__Aim of the exercise__
Search the data below, and report every line in which "from" occurs.

(Data records for software interfaces)
※
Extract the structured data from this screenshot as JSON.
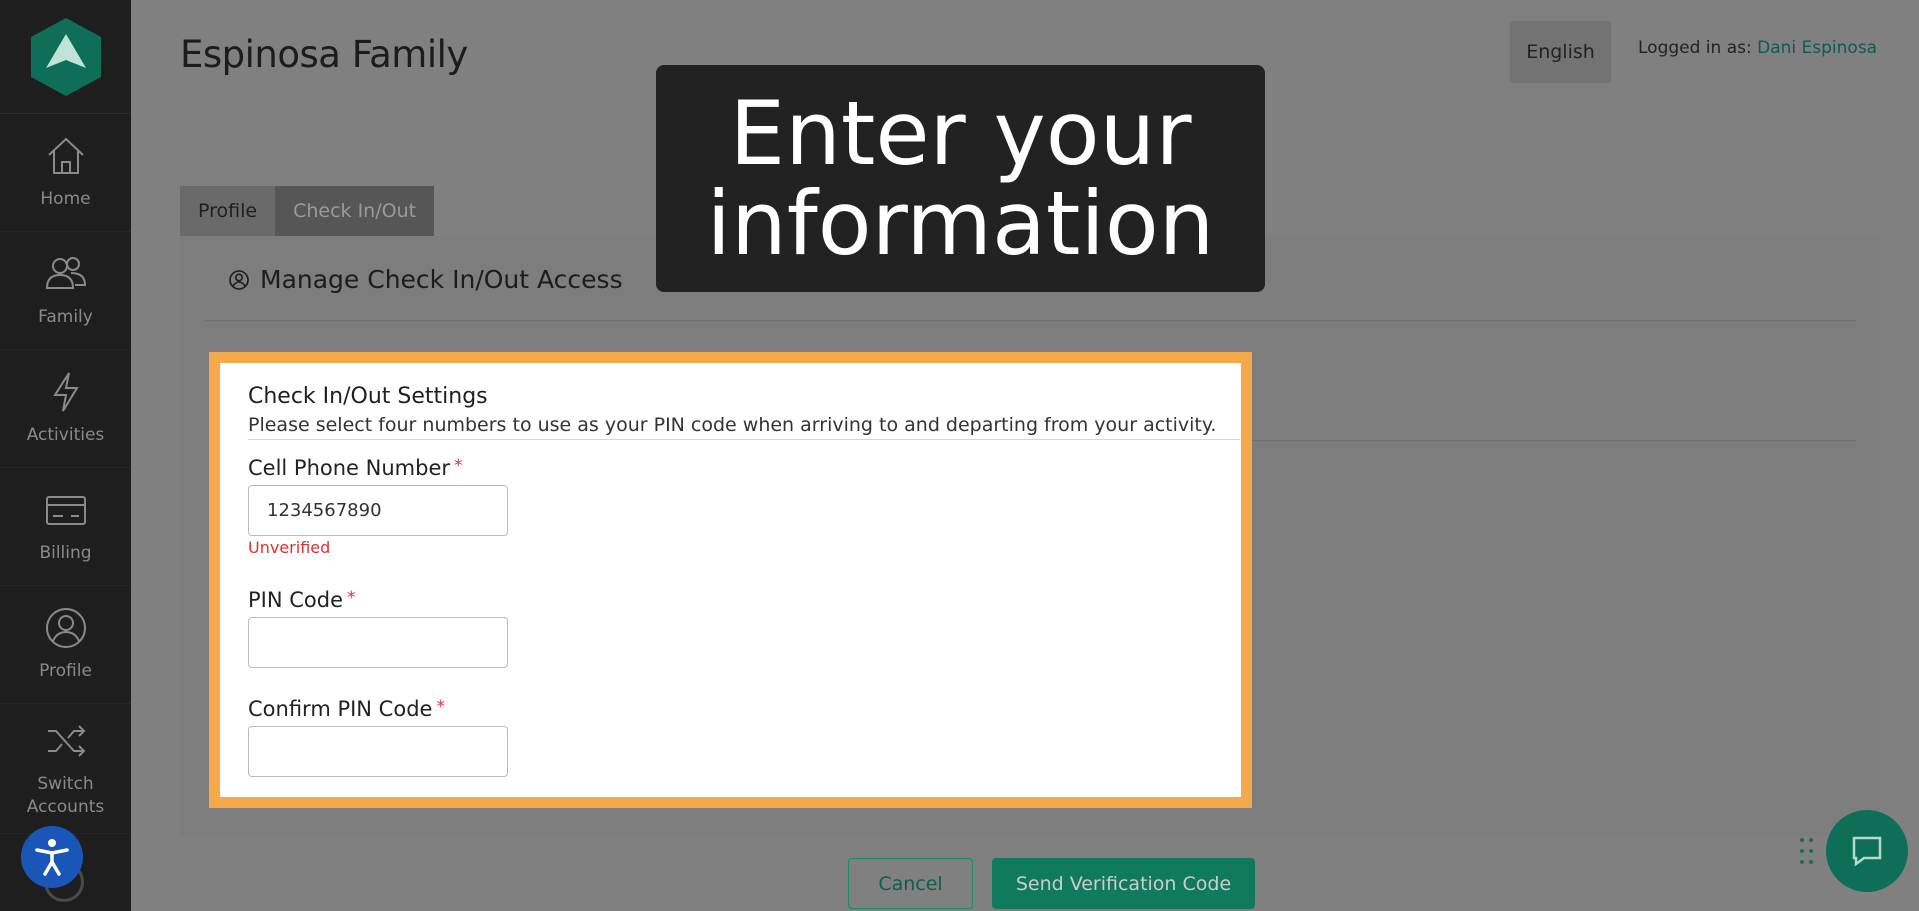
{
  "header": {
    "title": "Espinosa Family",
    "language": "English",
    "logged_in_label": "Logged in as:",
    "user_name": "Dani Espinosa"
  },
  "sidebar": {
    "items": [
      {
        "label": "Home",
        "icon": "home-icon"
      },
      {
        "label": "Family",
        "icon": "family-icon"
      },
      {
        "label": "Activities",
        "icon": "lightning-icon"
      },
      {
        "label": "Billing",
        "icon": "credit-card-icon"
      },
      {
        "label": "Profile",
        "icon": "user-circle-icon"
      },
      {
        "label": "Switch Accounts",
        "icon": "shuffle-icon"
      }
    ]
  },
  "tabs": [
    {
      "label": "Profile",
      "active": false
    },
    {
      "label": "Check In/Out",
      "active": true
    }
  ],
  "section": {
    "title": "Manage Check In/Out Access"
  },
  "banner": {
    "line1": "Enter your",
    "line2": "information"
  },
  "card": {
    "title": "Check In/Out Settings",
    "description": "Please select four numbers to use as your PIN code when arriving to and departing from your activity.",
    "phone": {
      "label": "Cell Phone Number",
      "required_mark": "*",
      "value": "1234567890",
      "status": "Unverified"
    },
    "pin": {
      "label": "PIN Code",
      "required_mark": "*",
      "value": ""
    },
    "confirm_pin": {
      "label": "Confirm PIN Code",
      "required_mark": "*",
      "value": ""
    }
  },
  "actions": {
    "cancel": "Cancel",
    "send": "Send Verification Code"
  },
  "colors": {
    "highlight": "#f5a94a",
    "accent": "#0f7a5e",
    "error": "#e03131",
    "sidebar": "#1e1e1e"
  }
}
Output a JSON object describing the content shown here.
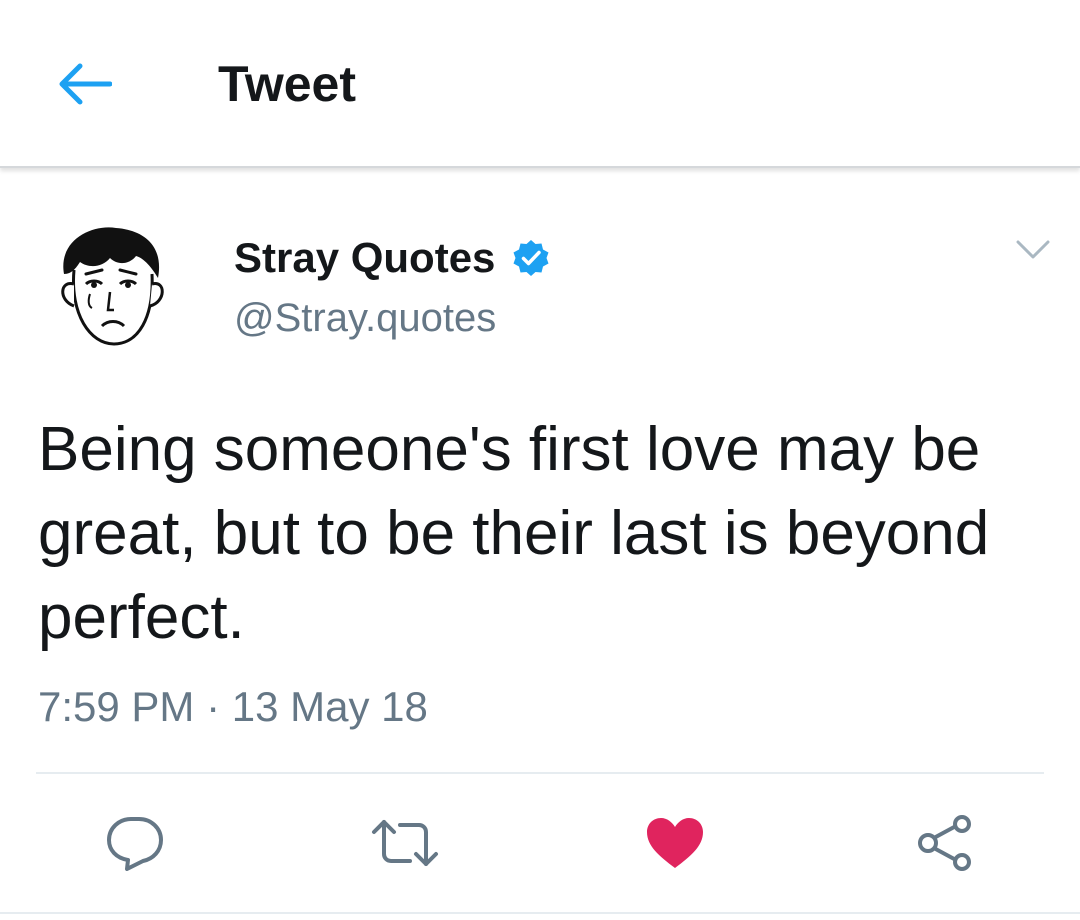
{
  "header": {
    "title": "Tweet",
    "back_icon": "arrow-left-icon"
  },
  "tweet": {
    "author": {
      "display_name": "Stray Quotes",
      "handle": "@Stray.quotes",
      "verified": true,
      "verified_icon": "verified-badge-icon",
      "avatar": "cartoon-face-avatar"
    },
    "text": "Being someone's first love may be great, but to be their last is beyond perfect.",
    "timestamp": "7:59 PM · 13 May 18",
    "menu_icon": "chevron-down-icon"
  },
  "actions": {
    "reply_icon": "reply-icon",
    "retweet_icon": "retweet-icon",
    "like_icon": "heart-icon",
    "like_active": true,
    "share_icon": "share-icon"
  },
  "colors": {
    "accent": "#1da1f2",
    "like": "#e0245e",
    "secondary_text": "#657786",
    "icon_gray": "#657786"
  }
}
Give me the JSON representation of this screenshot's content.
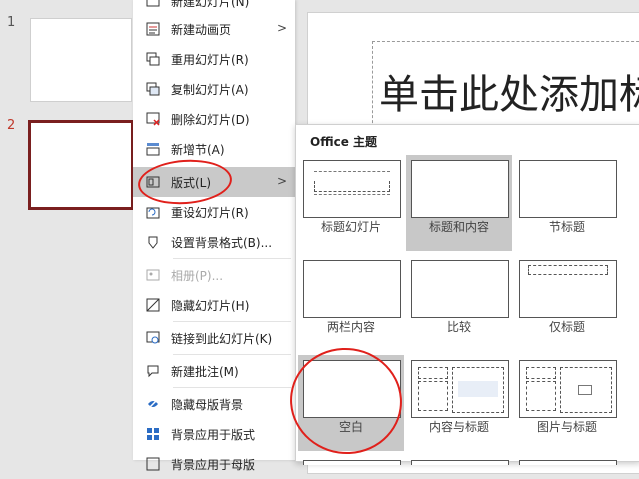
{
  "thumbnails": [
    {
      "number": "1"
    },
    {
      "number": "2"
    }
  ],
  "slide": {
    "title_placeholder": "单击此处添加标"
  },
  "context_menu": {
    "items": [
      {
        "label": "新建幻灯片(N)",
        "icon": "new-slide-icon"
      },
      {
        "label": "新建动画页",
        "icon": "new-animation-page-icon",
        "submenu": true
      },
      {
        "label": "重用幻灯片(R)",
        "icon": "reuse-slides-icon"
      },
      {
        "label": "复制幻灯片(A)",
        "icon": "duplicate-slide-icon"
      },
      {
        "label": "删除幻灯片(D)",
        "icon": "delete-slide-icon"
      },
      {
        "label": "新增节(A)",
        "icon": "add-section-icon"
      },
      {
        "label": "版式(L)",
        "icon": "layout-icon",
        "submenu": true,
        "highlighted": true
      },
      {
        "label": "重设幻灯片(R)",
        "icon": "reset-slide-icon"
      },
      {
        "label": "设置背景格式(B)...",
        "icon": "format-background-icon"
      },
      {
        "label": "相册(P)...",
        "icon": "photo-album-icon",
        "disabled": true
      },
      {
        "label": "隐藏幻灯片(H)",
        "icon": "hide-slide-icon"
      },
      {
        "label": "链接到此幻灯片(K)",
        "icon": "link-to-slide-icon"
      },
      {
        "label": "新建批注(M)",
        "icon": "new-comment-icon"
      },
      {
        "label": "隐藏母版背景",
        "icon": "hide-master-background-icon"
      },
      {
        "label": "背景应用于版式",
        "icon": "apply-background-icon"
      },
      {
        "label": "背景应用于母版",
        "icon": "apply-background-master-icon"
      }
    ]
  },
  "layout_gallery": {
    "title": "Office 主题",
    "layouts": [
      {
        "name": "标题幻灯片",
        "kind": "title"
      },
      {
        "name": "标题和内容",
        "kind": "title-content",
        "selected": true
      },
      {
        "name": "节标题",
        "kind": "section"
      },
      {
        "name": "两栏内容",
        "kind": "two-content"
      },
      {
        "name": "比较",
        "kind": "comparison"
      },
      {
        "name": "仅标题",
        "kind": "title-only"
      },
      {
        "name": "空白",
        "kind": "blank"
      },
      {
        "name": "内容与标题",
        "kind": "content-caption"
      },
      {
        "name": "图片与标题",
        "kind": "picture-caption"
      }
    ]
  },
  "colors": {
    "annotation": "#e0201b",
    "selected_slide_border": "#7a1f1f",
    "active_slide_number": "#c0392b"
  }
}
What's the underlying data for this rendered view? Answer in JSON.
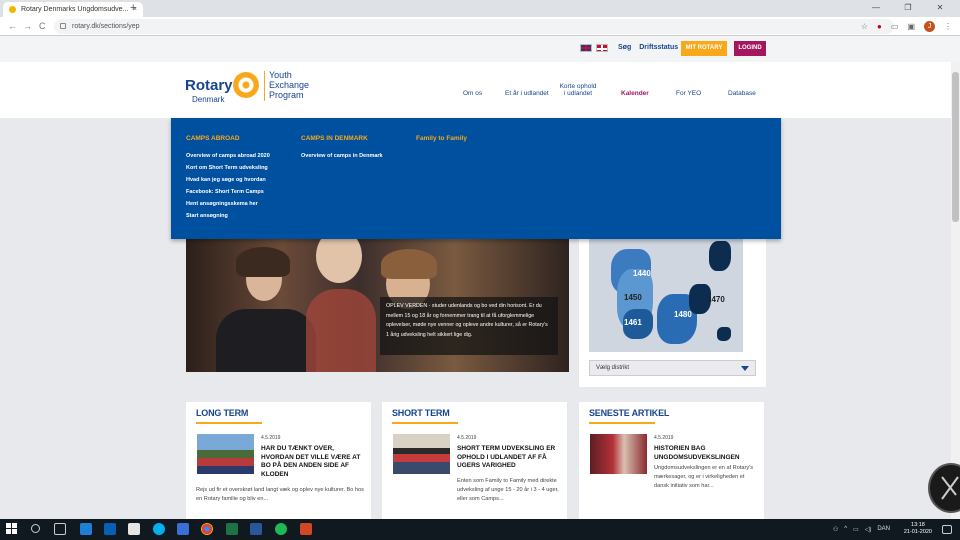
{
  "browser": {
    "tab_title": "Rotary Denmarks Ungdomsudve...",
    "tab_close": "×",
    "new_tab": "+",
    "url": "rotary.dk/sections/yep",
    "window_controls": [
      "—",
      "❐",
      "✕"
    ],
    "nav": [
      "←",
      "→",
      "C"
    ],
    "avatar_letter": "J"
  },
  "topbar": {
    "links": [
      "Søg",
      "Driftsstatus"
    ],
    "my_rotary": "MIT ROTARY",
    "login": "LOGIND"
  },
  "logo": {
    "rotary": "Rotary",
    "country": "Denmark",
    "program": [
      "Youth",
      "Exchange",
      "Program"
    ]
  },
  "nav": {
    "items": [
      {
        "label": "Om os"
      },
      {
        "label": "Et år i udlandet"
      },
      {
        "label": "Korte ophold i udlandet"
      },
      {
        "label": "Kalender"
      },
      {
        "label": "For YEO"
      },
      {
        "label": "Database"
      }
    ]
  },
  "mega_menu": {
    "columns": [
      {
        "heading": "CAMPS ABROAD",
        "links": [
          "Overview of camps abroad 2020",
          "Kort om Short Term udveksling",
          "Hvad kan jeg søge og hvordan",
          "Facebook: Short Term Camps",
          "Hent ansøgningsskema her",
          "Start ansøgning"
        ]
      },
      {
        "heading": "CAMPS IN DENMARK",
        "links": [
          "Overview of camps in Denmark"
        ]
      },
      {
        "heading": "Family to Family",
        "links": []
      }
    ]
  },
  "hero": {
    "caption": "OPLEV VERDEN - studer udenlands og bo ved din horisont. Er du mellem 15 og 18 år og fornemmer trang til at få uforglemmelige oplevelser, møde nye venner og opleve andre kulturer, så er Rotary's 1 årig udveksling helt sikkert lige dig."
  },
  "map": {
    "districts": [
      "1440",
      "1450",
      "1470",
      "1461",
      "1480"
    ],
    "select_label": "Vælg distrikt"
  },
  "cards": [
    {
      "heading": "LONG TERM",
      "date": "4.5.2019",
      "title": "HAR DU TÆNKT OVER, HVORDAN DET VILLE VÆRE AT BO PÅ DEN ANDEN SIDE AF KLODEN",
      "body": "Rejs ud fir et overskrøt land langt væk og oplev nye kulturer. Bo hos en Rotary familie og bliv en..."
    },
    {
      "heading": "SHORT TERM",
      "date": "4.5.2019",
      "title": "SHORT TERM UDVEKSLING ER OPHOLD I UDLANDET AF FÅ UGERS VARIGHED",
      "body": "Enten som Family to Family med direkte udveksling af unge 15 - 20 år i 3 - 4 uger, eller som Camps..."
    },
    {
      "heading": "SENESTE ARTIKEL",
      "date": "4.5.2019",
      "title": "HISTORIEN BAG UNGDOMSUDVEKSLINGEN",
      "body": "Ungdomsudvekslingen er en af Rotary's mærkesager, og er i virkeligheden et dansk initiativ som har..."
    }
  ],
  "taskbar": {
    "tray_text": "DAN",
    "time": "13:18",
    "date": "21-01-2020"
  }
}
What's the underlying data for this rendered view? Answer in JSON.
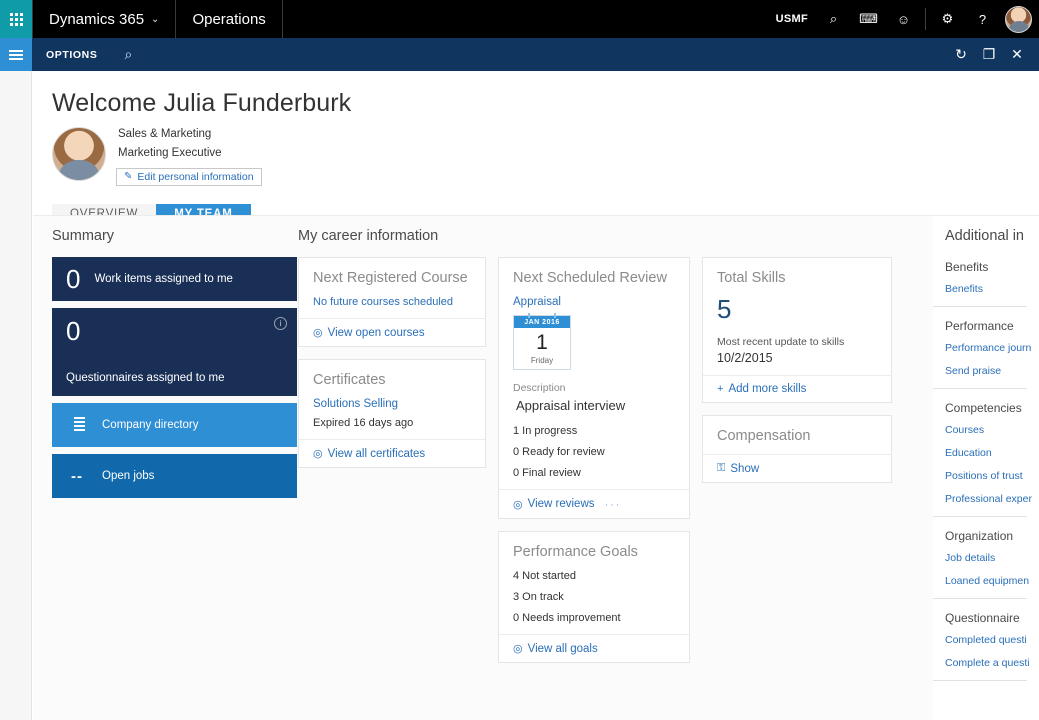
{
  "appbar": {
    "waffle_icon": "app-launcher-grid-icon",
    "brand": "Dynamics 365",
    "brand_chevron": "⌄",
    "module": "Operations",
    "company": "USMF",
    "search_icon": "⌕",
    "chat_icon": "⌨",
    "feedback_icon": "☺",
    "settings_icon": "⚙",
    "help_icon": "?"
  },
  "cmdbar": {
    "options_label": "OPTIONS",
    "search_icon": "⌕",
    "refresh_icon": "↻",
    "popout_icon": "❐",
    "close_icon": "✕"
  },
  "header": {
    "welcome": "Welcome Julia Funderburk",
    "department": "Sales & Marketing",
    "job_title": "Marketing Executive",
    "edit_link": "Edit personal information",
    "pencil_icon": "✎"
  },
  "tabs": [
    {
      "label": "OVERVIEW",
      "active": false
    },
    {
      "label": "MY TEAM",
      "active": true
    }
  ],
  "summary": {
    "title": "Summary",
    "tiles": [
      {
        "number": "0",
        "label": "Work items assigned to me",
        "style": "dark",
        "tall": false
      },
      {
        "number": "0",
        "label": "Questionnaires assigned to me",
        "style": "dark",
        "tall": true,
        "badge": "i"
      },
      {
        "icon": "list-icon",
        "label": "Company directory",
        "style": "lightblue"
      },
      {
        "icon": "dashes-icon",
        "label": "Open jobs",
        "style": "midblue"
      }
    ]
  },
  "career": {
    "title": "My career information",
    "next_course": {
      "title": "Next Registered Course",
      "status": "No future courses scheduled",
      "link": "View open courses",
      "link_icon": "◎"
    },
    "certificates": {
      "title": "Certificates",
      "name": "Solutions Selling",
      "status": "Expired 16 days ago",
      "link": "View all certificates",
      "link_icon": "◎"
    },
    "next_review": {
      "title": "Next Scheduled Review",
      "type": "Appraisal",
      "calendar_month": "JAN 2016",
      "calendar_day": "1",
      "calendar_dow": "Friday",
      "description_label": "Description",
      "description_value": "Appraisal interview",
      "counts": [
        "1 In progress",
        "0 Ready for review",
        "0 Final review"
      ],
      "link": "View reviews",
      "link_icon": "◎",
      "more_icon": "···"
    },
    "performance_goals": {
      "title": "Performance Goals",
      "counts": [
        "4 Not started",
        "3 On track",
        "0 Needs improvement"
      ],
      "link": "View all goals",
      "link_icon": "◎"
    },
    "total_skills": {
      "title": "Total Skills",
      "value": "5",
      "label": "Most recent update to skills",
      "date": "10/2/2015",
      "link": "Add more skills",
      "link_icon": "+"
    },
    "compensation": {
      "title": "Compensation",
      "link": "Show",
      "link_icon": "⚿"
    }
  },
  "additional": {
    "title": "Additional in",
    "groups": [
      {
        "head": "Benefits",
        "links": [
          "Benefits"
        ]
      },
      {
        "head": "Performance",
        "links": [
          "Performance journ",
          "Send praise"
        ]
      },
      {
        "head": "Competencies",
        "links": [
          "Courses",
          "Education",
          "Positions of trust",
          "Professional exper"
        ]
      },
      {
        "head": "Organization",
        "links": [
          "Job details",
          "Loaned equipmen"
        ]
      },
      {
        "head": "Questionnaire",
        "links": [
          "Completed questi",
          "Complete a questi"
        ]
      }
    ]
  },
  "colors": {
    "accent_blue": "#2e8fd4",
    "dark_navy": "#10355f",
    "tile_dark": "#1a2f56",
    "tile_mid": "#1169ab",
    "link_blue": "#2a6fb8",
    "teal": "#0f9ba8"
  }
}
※
__Solution to this exercise__
Extract the structured data from this screenshot as JSON.
    "description": "Please select four numbers to use as your PIN code when arriving to and departing from your activity.",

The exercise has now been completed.